Barnhart is a former switch hitter who finally had to throw in the towel. Now he bats lefty full-time and almost exclusively hits against right-handed pitching. He draws his share of walks and typically posts a league average on base percentage, but it’s probably foolish to hope for more. Barnhart just doesn’t hit for much power, and as a left-handed pull hitter, is pretty shiftable. His saving grace is that he sprays a lot of line drives, and on the more spacious lawns of Comerica Park he might find the grass a bit more than in Great American Ballpark.
Of course, Barnhart’s salary wasn’t the only cost involved in the transaction. The Tigers sent their second round pick from the 2019 draft to the Reds in the deal. Quintana struggled badly post-draft and then like everyone else, found himself waiting out 2020 for a chance to get back on the field. His 2021 season showed some promise, as he drastically improved his strikeout to walk numbers. However, his pull heavy approach still didn’t generate much hard contact for a good college player at A-ball and now two years removed from college. As a result he hit just .196 despite a pretty reasonable strikeout rate of 21 percent.

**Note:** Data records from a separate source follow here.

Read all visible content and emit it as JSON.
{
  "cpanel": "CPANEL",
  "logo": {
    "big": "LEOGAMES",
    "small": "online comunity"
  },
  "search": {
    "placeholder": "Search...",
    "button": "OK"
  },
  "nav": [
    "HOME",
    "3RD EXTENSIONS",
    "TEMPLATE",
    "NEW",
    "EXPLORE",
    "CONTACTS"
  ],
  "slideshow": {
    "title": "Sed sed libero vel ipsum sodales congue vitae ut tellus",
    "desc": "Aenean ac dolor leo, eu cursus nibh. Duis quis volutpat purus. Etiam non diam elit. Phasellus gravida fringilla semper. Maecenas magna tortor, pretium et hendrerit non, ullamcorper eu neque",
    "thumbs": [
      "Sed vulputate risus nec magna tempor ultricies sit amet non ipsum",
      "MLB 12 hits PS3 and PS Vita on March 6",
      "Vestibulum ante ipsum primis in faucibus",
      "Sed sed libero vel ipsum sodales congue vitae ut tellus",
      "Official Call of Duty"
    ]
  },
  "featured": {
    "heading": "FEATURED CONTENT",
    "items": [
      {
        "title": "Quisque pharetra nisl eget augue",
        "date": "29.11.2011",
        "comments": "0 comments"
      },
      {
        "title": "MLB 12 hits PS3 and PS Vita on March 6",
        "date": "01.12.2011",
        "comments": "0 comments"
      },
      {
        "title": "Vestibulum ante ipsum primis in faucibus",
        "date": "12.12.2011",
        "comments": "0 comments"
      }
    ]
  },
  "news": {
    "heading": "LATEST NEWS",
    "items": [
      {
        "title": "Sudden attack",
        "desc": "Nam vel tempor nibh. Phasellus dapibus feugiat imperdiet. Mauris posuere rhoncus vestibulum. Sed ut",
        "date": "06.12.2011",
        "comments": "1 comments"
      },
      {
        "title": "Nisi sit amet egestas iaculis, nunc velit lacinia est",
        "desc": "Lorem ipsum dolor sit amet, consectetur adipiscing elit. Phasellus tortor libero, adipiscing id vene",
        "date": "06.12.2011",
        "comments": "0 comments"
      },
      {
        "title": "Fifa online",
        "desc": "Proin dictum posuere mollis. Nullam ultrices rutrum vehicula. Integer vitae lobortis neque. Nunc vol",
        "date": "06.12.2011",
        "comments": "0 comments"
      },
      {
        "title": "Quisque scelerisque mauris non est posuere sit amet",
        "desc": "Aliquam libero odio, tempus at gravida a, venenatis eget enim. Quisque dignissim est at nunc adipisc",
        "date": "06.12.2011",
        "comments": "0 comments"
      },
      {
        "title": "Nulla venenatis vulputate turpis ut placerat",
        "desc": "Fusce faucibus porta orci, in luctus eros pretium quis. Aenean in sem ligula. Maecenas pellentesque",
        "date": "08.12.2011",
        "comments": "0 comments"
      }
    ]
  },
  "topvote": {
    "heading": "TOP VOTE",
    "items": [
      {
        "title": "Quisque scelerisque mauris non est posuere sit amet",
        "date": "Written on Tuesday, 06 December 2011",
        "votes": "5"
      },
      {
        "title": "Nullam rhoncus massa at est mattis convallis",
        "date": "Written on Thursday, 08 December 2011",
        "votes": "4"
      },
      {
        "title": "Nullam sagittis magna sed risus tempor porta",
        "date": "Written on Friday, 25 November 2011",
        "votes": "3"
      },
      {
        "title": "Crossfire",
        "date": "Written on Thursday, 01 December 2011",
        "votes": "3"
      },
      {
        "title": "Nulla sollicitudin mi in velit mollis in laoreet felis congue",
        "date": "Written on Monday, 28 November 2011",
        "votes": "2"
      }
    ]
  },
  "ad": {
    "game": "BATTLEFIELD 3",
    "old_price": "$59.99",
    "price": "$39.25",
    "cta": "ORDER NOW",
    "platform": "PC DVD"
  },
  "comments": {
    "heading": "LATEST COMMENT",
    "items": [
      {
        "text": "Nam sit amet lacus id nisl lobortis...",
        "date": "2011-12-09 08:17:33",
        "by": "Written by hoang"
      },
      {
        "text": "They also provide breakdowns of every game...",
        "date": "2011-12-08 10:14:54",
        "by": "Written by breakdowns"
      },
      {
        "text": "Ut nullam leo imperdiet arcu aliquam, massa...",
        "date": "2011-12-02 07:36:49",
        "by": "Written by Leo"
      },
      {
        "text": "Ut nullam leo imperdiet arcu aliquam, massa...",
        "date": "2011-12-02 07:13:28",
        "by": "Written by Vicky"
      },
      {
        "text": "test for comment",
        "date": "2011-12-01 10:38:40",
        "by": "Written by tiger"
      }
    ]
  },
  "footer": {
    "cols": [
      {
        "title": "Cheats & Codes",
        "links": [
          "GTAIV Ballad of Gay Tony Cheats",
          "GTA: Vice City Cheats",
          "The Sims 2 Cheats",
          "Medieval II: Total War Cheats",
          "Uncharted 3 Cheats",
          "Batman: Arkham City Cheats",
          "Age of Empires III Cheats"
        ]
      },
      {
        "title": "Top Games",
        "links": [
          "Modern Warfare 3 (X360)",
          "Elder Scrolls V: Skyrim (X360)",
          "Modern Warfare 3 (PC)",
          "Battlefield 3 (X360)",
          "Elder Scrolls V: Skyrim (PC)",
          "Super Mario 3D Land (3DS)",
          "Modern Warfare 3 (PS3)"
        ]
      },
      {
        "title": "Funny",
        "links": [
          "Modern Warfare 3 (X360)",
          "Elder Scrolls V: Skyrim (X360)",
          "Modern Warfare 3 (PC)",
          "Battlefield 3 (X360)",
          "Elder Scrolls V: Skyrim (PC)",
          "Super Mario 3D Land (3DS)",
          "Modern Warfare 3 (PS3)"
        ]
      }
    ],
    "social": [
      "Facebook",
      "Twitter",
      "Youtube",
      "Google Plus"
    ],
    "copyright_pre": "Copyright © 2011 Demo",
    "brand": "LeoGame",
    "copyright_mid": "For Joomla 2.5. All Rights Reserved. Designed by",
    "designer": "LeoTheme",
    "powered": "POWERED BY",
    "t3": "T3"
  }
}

Quintana is a good third baseman, so he’s not without some tools. But he really has stalled out offensively and it’s possible a fresh start is the best thing for him as well. The Tigers have a host of interesting, and younger, third base candidates at the A-ball levels and needed the recently turned 24-year-old to look convincingly like a player ready for the jump to Double-A. Quintana couldn’t make that happen. So sending him to the Reds is a way of re-couping some of the initial investment. There’s a cost here, in addition to taking on Barnhart’s salary, but this is highly unlikely to come back and bite the Tigers. Despite his selection high in the second round, Quintana is little more than a lottery ticket right now.
A good start to the offseason
While the Tigers have plenty of options available to add pitching and find a good shortstop, the catching market is very thin. Jumping on Barnhart, even overpaying a little to do so, was a move that had to happen to keep the Tigers’ offseason plans intact. That they got it done so quickly is another good sign that the Tigers’ intentions are real and that they have a plan to turn themselves into at least a viable threat to contend in 2022.